*EXERCISE DESCRIPTION*: Reproduce the entries word for word, and omit any picture you find in them.

==================================================

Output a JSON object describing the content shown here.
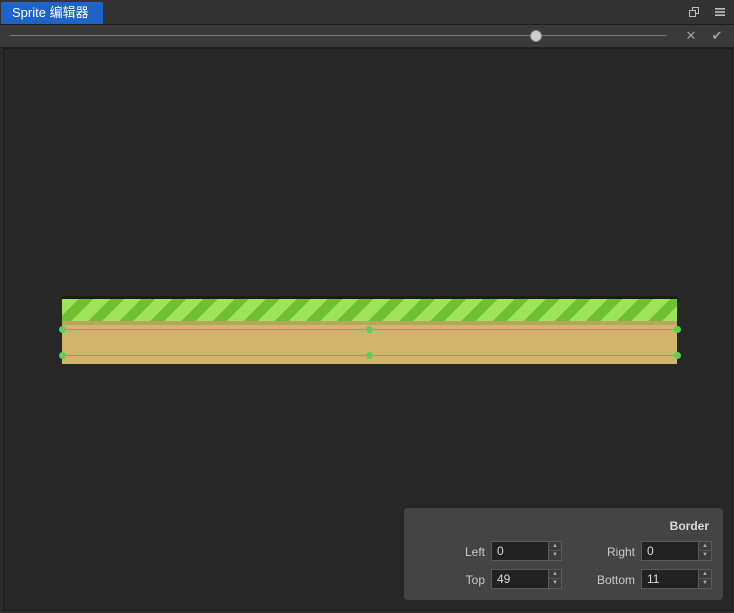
{
  "window": {
    "tab_label": "Sprite 编辑器",
    "restore_icon": "window-restore-icon",
    "menu_icon": "hamburger-menu-icon"
  },
  "toolbar": {
    "zoom_slider_value": 0.8,
    "cancel_icon": "close-icon",
    "confirm_icon": "checkmark-icon"
  },
  "canvas": {
    "background": "#272727",
    "guide_color": "#55d25a"
  },
  "border_panel": {
    "title": "Border",
    "left_label": "Left",
    "left_value": "0",
    "right_label": "Right",
    "right_value": "0",
    "top_label": "Top",
    "top_value": "49",
    "bottom_label": "Bottom",
    "bottom_value": "11"
  },
  "colors": {
    "accent": "#1e63c8",
    "panel": "#444444"
  }
}
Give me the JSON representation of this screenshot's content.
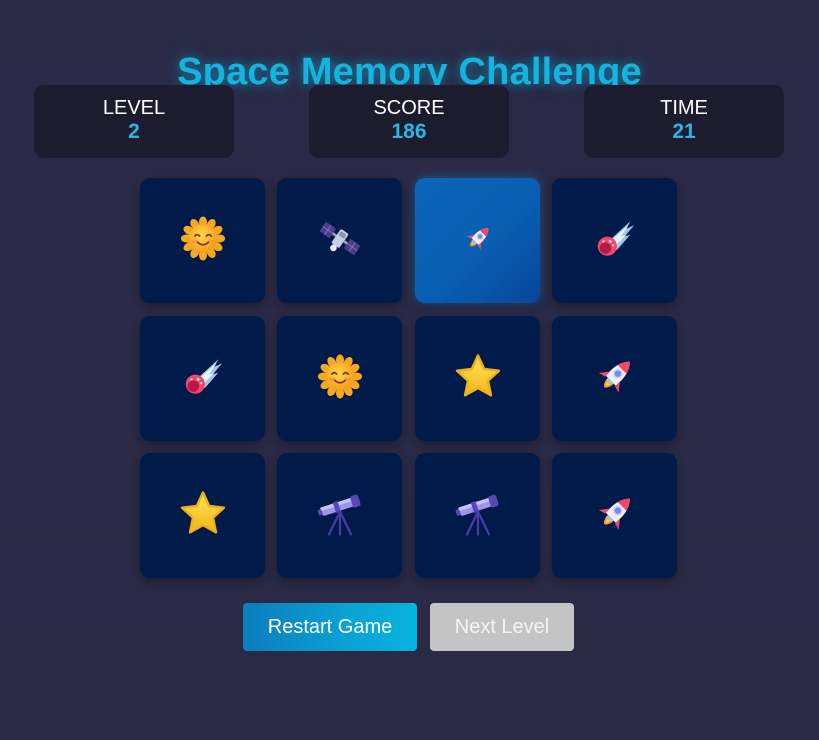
{
  "title": "Space Memory Challenge",
  "stats": {
    "level_label": "LEVEL",
    "level_value": "2",
    "score_label": "SCORE",
    "score_value": "186",
    "time_label": "TIME",
    "time_value": "21"
  },
  "cards": [
    {
      "icon": "sun-icon",
      "flipped": false
    },
    {
      "icon": "satellite-icon",
      "flipped": false
    },
    {
      "icon": "rocket-icon",
      "flipped": true
    },
    {
      "icon": "comet-icon",
      "flipped": false
    },
    {
      "icon": "comet-icon",
      "flipped": false
    },
    {
      "icon": "sun-icon",
      "flipped": false
    },
    {
      "icon": "star-icon",
      "flipped": false
    },
    {
      "icon": "rocket-icon",
      "flipped": false
    },
    {
      "icon": "star-icon",
      "flipped": false
    },
    {
      "icon": "telescope-icon",
      "flipped": false
    },
    {
      "icon": "telescope-icon",
      "flipped": false
    },
    {
      "icon": "rocket-icon",
      "flipped": false
    }
  ],
  "buttons": {
    "restart_label": "Restart Game",
    "next_label": "Next Level"
  },
  "colors": {
    "accent": "#13b4e0",
    "card_back": "#001a4a",
    "card_selected": "#0960b3",
    "panel": "#1c1c2e",
    "disabled_button": "#c4c4c4"
  }
}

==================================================

*SOLUTION TO THE PROBLEM*:
Output a JSON object describing the content shown here.
{
  "window": {
    "tab_label": "Sprite 编辑器",
    "restore_icon": "window-restore-icon",
    "menu_icon": "hamburger-menu-icon"
  },
  "toolbar": {
    "zoom_slider_value": 0.8,
    "cancel_icon": "close-icon",
    "confirm_icon": "checkmark-icon"
  },
  "canvas": {
    "background": "#272727",
    "guide_color": "#55d25a"
  },
  "border_panel": {
    "title": "Border",
    "left_label": "Left",
    "left_value": "0",
    "right_label": "Right",
    "right_value": "0",
    "top_label": "Top",
    "top_value": "49",
    "bottom_label": "Bottom",
    "bottom_value": "11"
  },
  "colors": {
    "accent": "#1e63c8",
    "panel": "#444444"
  }
}
Give me the JSON representation of this screenshot's content.
{
  "title": "Space Memory Challenge",
  "stats": {
    "level_label": "LEVEL",
    "level_value": "2",
    "score_label": "SCORE",
    "score_value": "186",
    "time_label": "TIME",
    "time_value": "21"
  },
  "cards": [
    {
      "icon": "sun-icon",
      "flipped": false
    },
    {
      "icon": "satellite-icon",
      "flipped": false
    },
    {
      "icon": "rocket-icon",
      "flipped": true
    },
    {
      "icon": "comet-icon",
      "flipped": false
    },
    {
      "icon": "comet-icon",
      "flipped": false
    },
    {
      "icon": "sun-icon",
      "flipped": false
    },
    {
      "icon": "star-icon",
      "flipped": false
    },
    {
      "icon": "rocket-icon",
      "flipped": false
    },
    {
      "icon": "star-icon",
      "flipped": false
    },
    {
      "icon": "telescope-icon",
      "flipped": false
    },
    {
      "icon": "telescope-icon",
      "flipped": false
    },
    {
      "icon": "rocket-icon",
      "flipped": false
    }
  ],
  "buttons": {
    "restart_label": "Restart Game",
    "next_label": "Next Level"
  },
  "colors": {
    "accent": "#13b4e0",
    "card_back": "#001a4a",
    "card_selected": "#0960b3",
    "panel": "#1c1c2e",
    "disabled_button": "#c4c4c4"
  }
}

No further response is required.